A voice calling in the desert, prepare the way of the Lord
One of the things I love about my job as the Flying Bible Man is that I get to meet lots of wonderful people around Australia who love God's Word.
Bible translation into indigenous languages is an ongoing need and has made encouraging progress in recent years with the publication of new editions of scripture and scripturebased materials. That's fine if you can read, but what if a Bible in your language is as legible as one in Greek or Hebrew?
I have long been aware of the need to have the Bible available in audio format. The method of delivery was an issue though. CDs scratch, tapes get affected by dust and previous audio players needed complex processing.
Enter the Saber - a user programmable MP3 player that packs a punch big enough to 'speak' to a whole church gathering or be placed under a pillow to comfort someone in need. It has internal batteries which can be recharged by a 240v adaptor, a solar panel, or if all else fails, a hand wind generator! The SABER need never stop telling the Good News.
Since the SABER became available I have had the privilege of taking it to remote communities in Western Australia, South Australia and the Northern Territory. Pastors throughout those areas have been enthusiastic about the possibilities for ministry that the SABER opens up.
Reverend M at Milingimbi on Australia's north coast wanted one for every small village in his parish. He told me that the SABER would be like a preacher in every place that would keep 'speaking' God's Word day after day.
Pastor Jerry Jangala from the Tanami Desert community of Lajamanu was equally impressed with the SABER because literacy levels have dropped markedly during the three decades he has been a Baptist minister. He recognises that the Warlpiri Bible is a great asset to his church but few people can actually read it.
For the Warlpiri church, and many other languages, the translated scriptures must be heard rather than read if they are to reach a wider audience and introduce people to Christ.
For this reason, I have concentrated on distributing SABER players to church leaders who will use them to extend their ministry. A SABER can be left with sick people, the elderly or non-readers in the community bringing messages of hope, comfort and of course, salvation through Jesus Christ.
With the population density of outback Australia being so low, most Pastors can't get around to visit all the communities in their region. In the north's wet season, many communities become isolated for several months and pastoral visits are not possible.

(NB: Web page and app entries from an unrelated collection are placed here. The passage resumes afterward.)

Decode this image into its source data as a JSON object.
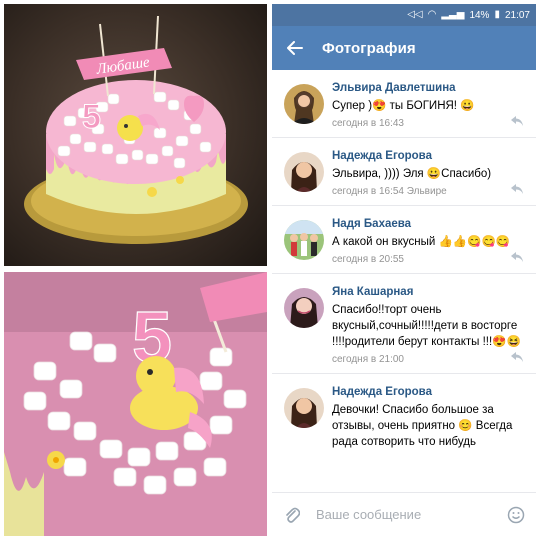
{
  "status_bar": {
    "battery": "14%",
    "time": "21:07"
  },
  "app_bar": {
    "title": "Фотография"
  },
  "composer": {
    "placeholder": "Ваше сообщение"
  },
  "photo": {
    "topper_text": "Любаше"
  },
  "comments": [
    {
      "author": "Эльвира Давлетшина",
      "text": "Супер )😍 ты БОГИНЯ! 😀",
      "meta": "сегодня в 16:43"
    },
    {
      "author": "Надежда Егорова",
      "text": "Эльвира, )))) Эля 😀Спасибо)",
      "meta": "сегодня в 16:54 Эльвире"
    },
    {
      "author": "Надя Бахаева",
      "text": "А какой он вкусный 👍👍😋😋😋",
      "meta": "сегодня в 20:55"
    },
    {
      "author": "Яна Кашарная",
      "text": "Спасибо!!торт очень вкусный,сочный!!!!!дети в восторге !!!!родители берут контакты !!!😍😆",
      "meta": "сегодня в 21:00"
    },
    {
      "author": "Надежда Егорова",
      "text": "Девочки!  Спасибо большое за отзывы,  очень приятно 😊 Всегда рада сотворить что нибудь",
      "meta": ""
    }
  ],
  "colors": {
    "vk_blue": "#5181b8",
    "status_blue": "#4d74a2",
    "author_blue": "#2a5885",
    "meta_gray": "#939393"
  }
}
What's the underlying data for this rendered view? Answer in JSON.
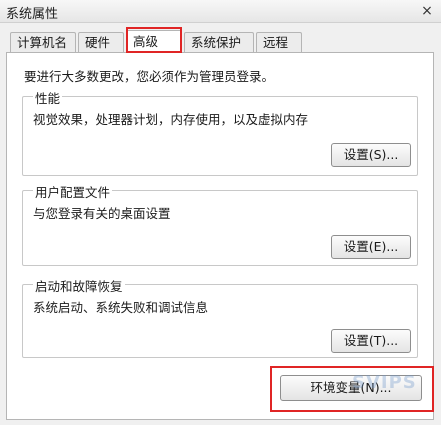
{
  "window": {
    "title": "系统属性",
    "close_glyph": "×"
  },
  "tabs": [
    {
      "label": "计算机名",
      "active": false
    },
    {
      "label": "硬件",
      "active": false
    },
    {
      "label": "高级",
      "active": true
    },
    {
      "label": "系统保护",
      "active": false
    },
    {
      "label": "远程",
      "active": false
    }
  ],
  "advanced": {
    "notice": "要进行大多数更改，您必须作为管理员登录。",
    "performance": {
      "title": "性能",
      "description": "视觉效果，处理器计划，内存使用，以及虚拟内存",
      "button_label": "设置(S)..."
    },
    "user_profiles": {
      "title": "用户配置文件",
      "description": "与您登录有关的桌面设置",
      "button_label": "设置(E)..."
    },
    "startup_recovery": {
      "title": "启动和故障恢复",
      "description": "系统启动、系统失败和调试信息",
      "button_label": "设置(T)..."
    },
    "env_button_label": "环境变量(N)..."
  },
  "watermark": "SVIPS",
  "colors": {
    "highlight": "#e02525",
    "page_bg": "#ffffff",
    "window_bg": "#f0f0f0"
  }
}
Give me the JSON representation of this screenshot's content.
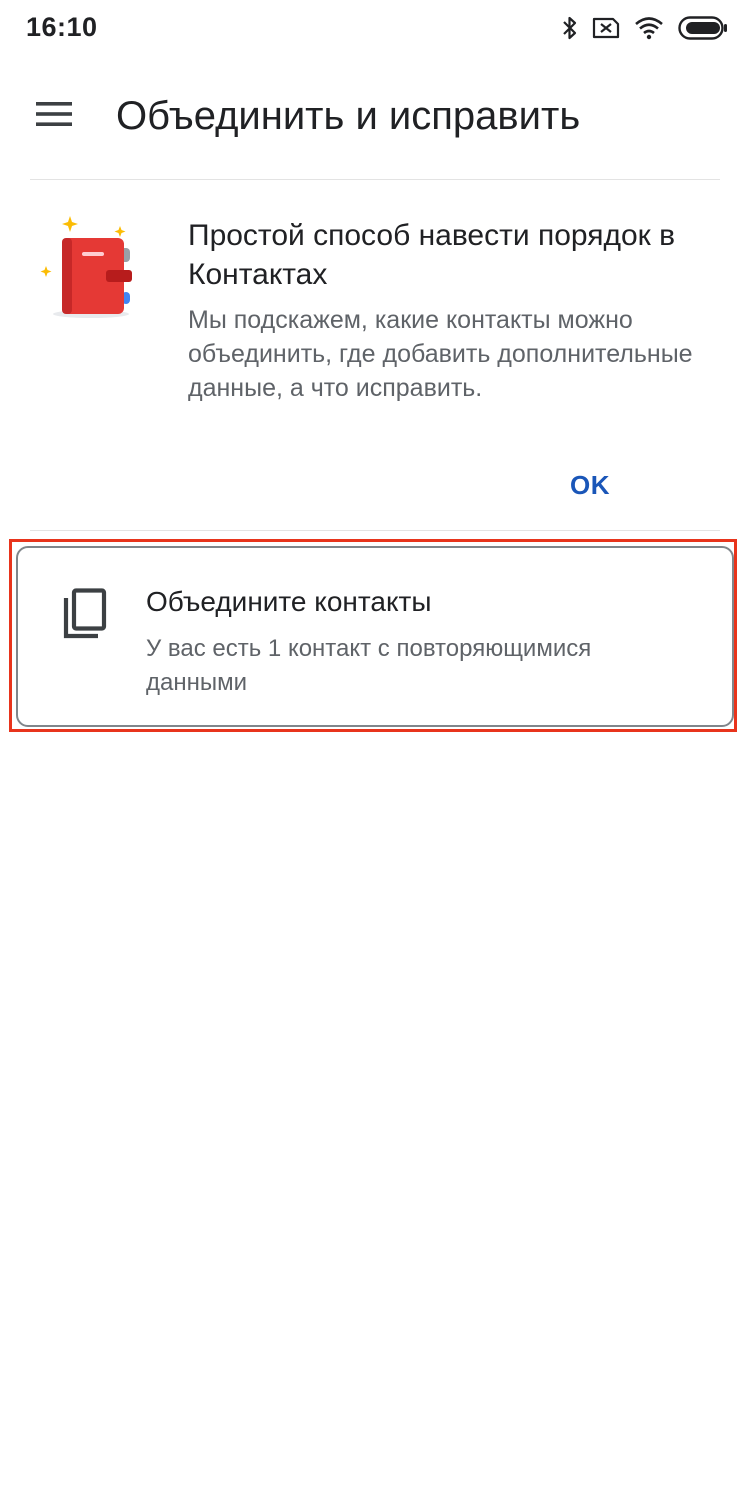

The SABER has met my need for an affordable, flexible and robust audio player that is easy to use and customise. I have now set up a workbench in my office where I can programme SABERs with the specific language materials for the places I am about to visit.
Adding to the ease of use is the excellent website from Global Recordings which allows me to download the audio programmes I need onto my laptop and then arrange the playlist as needed before transferring them to the SABER.
When away on trips, I can take 'blank' SABERs with me and after consulting with the local church leaders, I can select the files from my laptop which are required and load up a SABER customised for that area and to the church's specifications.
Seeing the SABER in use has been a great joy. I am amazed at how easily a crowd will gather around this little 'electronic prophet' when it speaks the local language. During a trip to the Pitjantjatjara lands of Central Australia, a SABER was placed on the ground and a programme in the Pitjantjatjara language played. Very soon, a crowd gathered and began to discuss the GRN programme, The Good News.
The Bible Society is committed to working with GRN to make the Bible available in audio format. More recordings are needed as more books of the Bible are translated. The GRN website will become an increasingly important resource for the distribution of audio files in indigenous languages.
Perhaps the last anecdote should come from Reverend M. During his terminal illness he did not stop listening to his SABER. He was very grateful to GRN and the Bible Society for making a SABER available to him. It was his constant companion during his illness and brought words of comfort to his last days.
Requests are coming in from remote communities every week to supply more Sabers. Please join with GRN and the Bible Society to send an 'electronic prophet' to bless indigenous communities in remote Australia.
GRN's Aboriginal Work
Since GRN Australia began, recordings have been made and distributed in more than 90 Australian Aboriginal languages. Many of those languages are no longer spoken, and copies of some of those recordings are held in archival institutions in Canberra. Frequently the recordings are made at the request of the local people themselves or from missionaries working with the different language groups. The demand for these recordings seems to be increasing rather than diminishing and GRN Australia looks forward to ongoing partnerships with the Bible Society, SIL and other missionaries and churches to make the Good News of Jesus available and accessible to the indigenous people of Australia.
Written by Phil Zamagias
Phil is known as the Flying Bible Man. He flies across the Top End from Broome in the west, throughout all of the Northern Territory, the northern communities of South Australia, Far North Queensland and the Torres Strait to share the Word of God in remote communities.